The Global Freedom Network has been lauded by such prominent figures as the Clintons, Bill Gates, Bono, and Tony Blair, but while speaking with ABC, the UN expert Anne Gallagher added, “we have someone who’s got a lot of money, who’s got access to global power, who can actually do things, but while his understanding of the problem is so basic, so unsophisticated, that power, that money is not being used how it should be.” Janie Chuang, who teaches at Washington College of Law, commented during the ABC program that “it's frustrating to see the rise of this organization that seems not to know what it's doing, yet captures media headlines left and right with its grandiose claims.” CNA has reported the Global Freedom Network's work as including mobilizing faith communities, examining business supply chains to ensure ethical products, more care for victims and survivors of slavery, legal reforms and better enforcement, and more education about the crimes.
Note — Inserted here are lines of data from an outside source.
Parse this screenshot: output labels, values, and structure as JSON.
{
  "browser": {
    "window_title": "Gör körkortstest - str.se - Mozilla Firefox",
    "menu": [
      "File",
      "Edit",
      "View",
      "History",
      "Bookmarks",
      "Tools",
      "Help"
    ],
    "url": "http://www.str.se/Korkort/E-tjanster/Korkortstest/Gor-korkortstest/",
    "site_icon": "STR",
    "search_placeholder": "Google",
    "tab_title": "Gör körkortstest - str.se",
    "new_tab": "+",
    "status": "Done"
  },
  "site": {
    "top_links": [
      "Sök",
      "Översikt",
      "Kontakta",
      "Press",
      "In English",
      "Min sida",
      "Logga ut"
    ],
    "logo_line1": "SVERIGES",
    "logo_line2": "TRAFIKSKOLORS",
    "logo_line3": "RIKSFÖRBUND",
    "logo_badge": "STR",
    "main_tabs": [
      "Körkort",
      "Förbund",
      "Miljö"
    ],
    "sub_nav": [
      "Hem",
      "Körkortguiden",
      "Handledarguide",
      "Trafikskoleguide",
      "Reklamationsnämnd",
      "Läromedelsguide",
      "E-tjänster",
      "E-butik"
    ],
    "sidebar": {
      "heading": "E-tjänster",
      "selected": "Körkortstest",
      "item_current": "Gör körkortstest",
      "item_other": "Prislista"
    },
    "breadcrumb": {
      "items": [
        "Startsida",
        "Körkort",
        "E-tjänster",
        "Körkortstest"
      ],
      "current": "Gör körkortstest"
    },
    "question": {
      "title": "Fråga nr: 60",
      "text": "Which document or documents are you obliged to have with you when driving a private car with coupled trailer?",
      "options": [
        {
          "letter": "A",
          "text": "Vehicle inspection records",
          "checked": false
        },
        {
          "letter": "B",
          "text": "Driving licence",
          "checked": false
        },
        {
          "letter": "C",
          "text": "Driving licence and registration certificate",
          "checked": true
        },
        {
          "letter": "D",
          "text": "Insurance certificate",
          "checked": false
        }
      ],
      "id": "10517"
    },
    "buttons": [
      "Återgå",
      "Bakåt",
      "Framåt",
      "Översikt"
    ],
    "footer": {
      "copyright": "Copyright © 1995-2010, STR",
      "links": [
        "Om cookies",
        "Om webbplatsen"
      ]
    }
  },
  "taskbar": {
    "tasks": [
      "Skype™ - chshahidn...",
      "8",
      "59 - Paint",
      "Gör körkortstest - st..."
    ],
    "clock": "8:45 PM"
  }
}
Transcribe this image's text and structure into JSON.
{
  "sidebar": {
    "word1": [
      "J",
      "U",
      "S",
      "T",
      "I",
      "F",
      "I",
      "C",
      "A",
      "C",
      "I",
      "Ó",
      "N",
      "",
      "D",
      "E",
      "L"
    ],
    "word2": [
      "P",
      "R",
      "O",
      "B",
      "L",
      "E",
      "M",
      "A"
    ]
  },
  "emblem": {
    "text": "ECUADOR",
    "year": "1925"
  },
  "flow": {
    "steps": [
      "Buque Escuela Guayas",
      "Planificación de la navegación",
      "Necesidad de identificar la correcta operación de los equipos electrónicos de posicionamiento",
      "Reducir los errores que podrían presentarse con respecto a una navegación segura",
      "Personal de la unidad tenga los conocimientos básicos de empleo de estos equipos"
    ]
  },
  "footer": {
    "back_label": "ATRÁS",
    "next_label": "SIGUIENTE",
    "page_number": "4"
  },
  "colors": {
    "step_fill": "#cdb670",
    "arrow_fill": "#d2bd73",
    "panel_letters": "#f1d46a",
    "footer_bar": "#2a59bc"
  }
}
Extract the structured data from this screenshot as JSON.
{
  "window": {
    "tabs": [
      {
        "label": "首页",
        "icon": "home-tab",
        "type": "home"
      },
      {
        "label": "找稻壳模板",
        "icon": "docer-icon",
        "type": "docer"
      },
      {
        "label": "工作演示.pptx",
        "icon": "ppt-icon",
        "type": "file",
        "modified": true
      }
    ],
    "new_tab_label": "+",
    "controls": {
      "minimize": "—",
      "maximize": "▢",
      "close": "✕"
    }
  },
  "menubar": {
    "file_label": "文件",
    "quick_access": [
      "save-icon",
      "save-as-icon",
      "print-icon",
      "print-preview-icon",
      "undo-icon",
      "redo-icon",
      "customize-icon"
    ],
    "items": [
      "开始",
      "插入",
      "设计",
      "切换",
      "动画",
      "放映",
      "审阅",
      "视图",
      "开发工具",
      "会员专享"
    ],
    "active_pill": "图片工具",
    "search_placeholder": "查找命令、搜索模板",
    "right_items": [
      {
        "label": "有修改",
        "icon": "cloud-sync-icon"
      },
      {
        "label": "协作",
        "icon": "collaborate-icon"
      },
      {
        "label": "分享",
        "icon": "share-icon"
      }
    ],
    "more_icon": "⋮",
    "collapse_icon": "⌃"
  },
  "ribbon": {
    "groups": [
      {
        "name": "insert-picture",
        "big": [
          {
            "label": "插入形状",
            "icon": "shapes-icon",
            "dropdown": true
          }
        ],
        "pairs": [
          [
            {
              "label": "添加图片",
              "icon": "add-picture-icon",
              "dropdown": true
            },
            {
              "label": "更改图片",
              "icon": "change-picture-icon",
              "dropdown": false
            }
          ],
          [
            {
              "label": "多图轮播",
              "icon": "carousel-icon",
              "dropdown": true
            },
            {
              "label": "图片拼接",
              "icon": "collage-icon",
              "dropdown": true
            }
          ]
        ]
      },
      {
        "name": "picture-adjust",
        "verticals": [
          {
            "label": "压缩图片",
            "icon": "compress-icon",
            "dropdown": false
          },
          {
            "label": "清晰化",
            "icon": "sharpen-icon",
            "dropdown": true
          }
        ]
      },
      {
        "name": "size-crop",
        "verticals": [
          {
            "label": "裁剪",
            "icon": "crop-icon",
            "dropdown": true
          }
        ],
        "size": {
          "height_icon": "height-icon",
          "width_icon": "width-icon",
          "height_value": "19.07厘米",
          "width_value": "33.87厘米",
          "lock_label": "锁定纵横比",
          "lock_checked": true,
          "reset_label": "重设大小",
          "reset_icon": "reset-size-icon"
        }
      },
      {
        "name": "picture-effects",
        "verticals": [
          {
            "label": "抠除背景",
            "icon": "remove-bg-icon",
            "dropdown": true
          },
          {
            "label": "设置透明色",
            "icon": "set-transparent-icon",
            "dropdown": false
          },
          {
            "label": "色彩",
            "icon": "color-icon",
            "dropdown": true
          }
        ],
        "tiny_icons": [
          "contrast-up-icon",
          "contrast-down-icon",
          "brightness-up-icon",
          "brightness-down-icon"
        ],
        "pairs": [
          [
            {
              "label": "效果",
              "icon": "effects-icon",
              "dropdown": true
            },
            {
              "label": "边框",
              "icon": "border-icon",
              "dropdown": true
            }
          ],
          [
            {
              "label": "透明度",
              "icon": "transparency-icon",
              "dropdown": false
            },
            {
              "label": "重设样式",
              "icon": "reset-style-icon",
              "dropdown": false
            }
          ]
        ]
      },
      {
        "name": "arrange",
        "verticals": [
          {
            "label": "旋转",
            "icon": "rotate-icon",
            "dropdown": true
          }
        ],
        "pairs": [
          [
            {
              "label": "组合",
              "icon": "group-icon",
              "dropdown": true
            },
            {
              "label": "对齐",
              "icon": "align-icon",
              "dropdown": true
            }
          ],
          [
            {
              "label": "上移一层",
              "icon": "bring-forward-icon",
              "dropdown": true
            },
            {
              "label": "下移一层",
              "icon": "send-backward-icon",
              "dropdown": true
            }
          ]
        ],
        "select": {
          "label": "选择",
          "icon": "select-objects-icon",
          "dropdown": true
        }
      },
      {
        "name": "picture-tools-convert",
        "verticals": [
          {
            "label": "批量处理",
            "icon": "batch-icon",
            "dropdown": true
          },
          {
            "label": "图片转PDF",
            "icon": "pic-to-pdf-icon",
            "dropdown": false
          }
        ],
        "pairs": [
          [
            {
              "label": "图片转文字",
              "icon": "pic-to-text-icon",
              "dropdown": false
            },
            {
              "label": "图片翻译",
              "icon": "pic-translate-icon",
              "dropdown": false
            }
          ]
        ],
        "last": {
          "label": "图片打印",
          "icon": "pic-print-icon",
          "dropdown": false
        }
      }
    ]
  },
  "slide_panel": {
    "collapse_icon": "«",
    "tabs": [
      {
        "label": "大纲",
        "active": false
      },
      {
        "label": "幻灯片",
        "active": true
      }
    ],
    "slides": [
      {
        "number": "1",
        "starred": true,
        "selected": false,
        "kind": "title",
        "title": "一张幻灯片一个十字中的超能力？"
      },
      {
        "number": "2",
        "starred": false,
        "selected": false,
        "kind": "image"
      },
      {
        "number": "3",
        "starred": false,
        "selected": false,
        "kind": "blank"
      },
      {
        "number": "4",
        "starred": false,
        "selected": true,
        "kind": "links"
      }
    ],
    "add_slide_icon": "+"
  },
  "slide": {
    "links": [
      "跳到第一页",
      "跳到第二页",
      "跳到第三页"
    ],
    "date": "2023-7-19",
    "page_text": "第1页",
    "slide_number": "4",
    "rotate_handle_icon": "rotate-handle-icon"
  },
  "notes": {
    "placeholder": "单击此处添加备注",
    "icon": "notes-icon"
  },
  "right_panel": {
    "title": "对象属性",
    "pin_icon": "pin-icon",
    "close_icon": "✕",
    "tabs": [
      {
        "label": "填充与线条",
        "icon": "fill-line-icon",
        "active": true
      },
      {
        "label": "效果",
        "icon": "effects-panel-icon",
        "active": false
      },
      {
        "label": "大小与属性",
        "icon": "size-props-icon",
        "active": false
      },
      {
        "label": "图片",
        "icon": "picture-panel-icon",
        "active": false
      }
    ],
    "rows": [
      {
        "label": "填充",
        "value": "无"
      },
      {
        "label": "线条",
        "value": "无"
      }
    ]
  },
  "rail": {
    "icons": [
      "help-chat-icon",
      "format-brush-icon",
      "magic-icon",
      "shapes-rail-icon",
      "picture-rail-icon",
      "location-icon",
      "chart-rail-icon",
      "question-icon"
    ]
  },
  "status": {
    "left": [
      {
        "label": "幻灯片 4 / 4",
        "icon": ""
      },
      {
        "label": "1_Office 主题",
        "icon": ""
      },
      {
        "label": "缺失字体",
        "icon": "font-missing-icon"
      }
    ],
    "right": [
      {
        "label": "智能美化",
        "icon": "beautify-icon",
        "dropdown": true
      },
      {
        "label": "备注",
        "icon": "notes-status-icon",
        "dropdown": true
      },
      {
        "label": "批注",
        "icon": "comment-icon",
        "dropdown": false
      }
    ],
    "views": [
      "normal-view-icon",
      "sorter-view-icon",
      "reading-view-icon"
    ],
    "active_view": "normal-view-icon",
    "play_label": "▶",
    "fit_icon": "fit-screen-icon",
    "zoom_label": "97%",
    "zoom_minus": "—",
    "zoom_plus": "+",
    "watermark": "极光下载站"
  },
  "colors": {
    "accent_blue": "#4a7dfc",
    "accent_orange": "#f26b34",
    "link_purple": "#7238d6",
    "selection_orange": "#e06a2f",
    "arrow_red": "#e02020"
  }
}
The publicity surrounding the Vatican's decision to leave the Global Freedom Network comes as the World Day against Trafficking in Persons is celebrated. The event was observed at the Vatican last year with a conference co-hosted by the Global Freedom Network and the Pontifical Academy for Social Sciences. While the Holy See has ended its relationship with Forrest's organization, it remains committed to ending human trafficking, which has been a priority for Jorge Bergoglio since he was Archbishop of Buenos Aires, where he established an annual Mass for its victims. The International Labour Organization estimates that nearly 21 million persons are victims of forced labor worldwide. At his first address to ambassadors accredited to the Holy See, in December 2013, Pope Francis said it is a disgrace that persons “are treated as objects, deceived, assaulted, often sold many times for different purposes.” In November 2014 the Pontifical Academy for Social Sciences held a workshop on ‘Trafficking in Human Beings: Modern Slavery,” which resulted in proposals for media, religious institutions, civil organizations, and the business sector to work together in order to combat human trafficking. This was followed by an April conference on the trafficking of children, co-hosted by the pontifical academy and by Sweden's embassy to the Holy See. And earlier this month, Archbishop Sánchez chaired a meeting of worldwide mayors to examine the link between human trafficking and climate change. Archbishop Sánchez told CNA last year that Pope Francis had personally emphasized that his pontifical academy should focus on the issue of human trafficking.